THE INPUT below:

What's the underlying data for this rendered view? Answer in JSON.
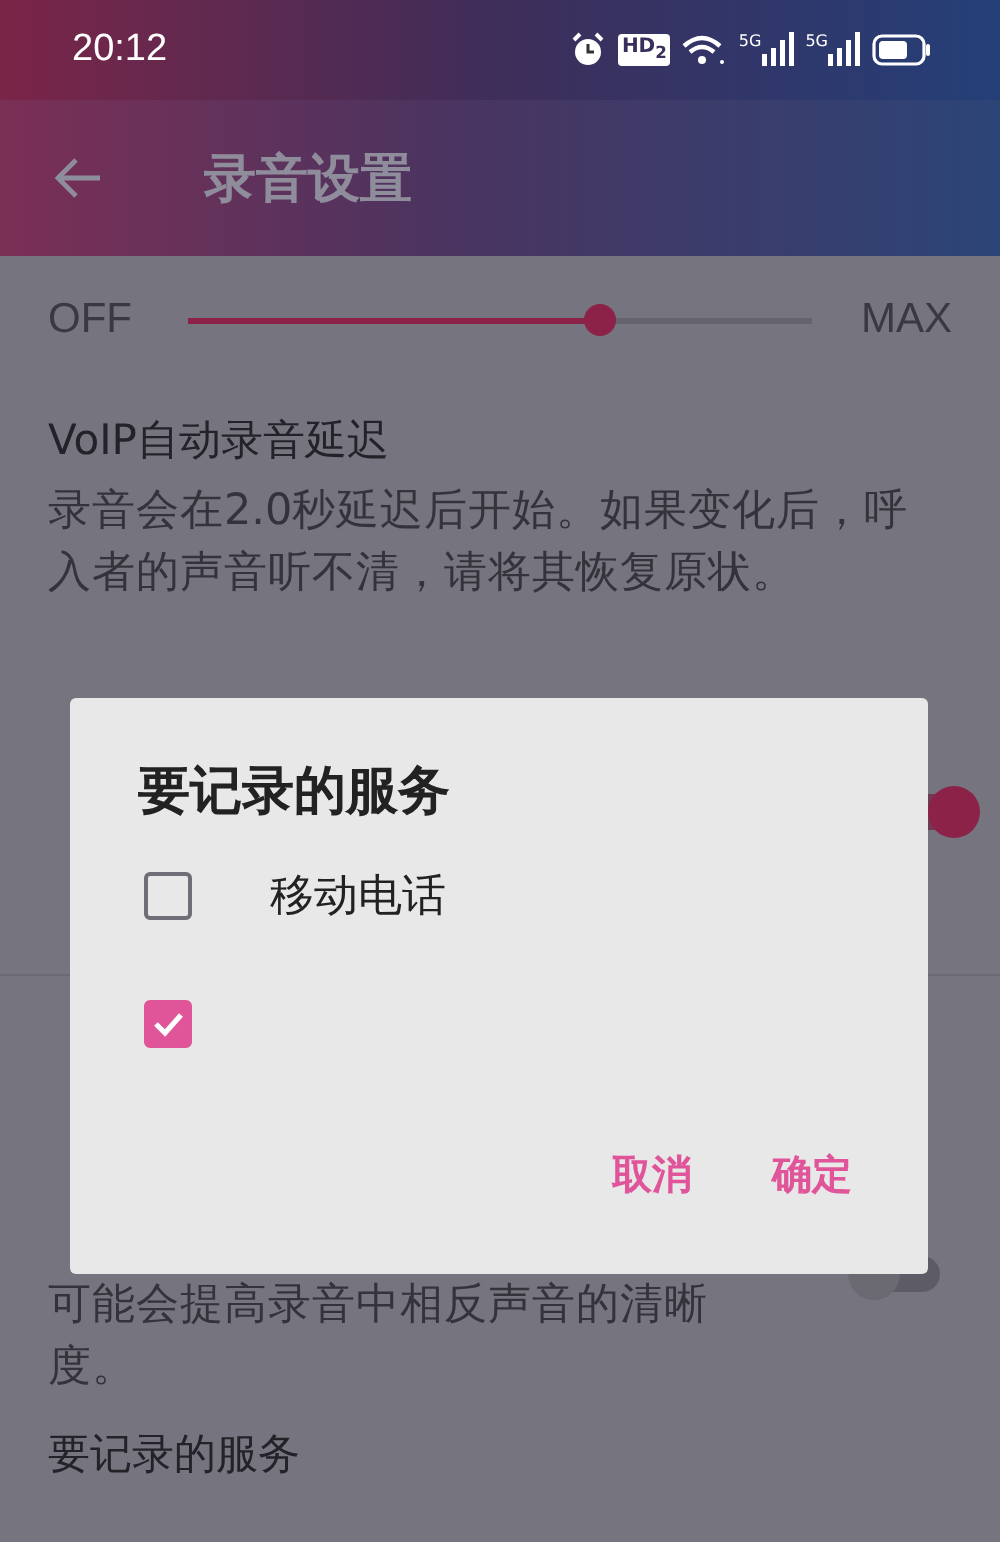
{
  "status_bar": {
    "time": "20:12",
    "hd_label": "HD$_{2}$",
    "network_labels": [
      "5G",
      "5G"
    ]
  },
  "app_bar": {
    "title": "录音设置"
  },
  "slider": {
    "min_label": "OFF",
    "max_label": "MAX",
    "level": 0.66
  },
  "settings": [
    {
      "kind": "text",
      "title": "VoIP自动录音延迟",
      "description": "录音会在2.0秒延迟后开始。如果变化后，呼入者的声音听不清，请将其恢复原状。"
    },
    {
      "kind": "toggle",
      "on": true
    },
    {
      "kind": "divider"
    },
    {
      "kind": "toggle",
      "lines": [
        "可能会提高录音中相反声音的清晰",
        "度。"
      ],
      "on": false
    },
    {
      "kind": "text",
      "title": "要记录的服务"
    }
  ],
  "dialog": {
    "title": "要记录的服务",
    "options": [
      {
        "label": "移动电话",
        "checked": false
      },
      {
        "checked": true
      }
    ],
    "buttons": [
      "取消",
      "确定"
    ]
  }
}
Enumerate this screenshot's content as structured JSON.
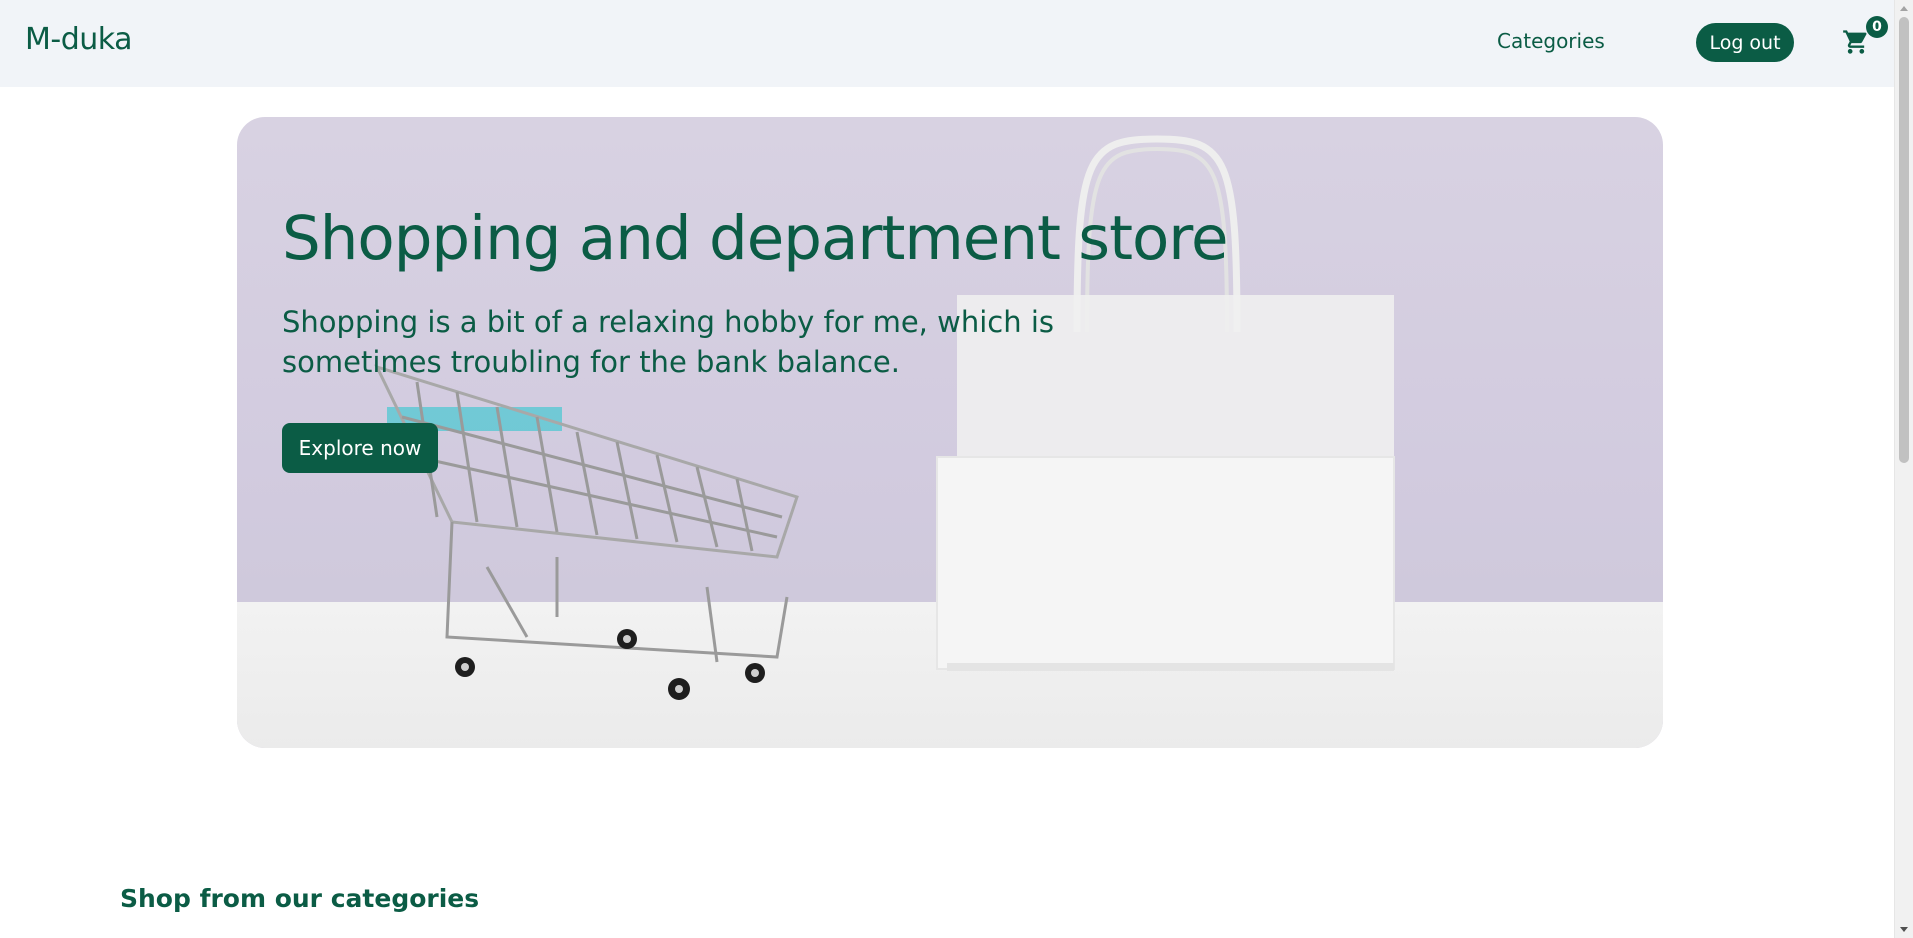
{
  "navbar": {
    "brand": "M-duka",
    "categories_link": "Categories",
    "logout_label": "Log out",
    "cart_count": "0"
  },
  "hero": {
    "title": "Shopping and department store",
    "subtitle": "Shopping is a bit of a relaxing hobby for me, which is sometimes troubling for the bank balance.",
    "cta_label": "Explore now"
  },
  "section": {
    "heading": "Shop from our categories"
  },
  "colors": {
    "brand": "#0b5c45",
    "navbar_bg": "#f1f4f8",
    "hero_bg": "#d4cee0"
  },
  "icons": {
    "cart": "shopping-cart-icon"
  }
}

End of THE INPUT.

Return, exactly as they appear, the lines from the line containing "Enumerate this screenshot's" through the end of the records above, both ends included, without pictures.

WRITTEN SOLUTION -
Enumerate this screenshot's content as structured JSON.
{
  "navbar": {
    "brand": "M-duka",
    "categories_link": "Categories",
    "logout_label": "Log out",
    "cart_count": "0"
  },
  "hero": {
    "title": "Shopping and department store",
    "subtitle": "Shopping is a bit of a relaxing hobby for me, which is sometimes troubling for the bank balance.",
    "cta_label": "Explore now"
  },
  "section": {
    "heading": "Shop from our categories"
  },
  "colors": {
    "brand": "#0b5c45",
    "navbar_bg": "#f1f4f8",
    "hero_bg": "#d4cee0"
  },
  "icons": {
    "cart": "shopping-cart-icon"
  }
}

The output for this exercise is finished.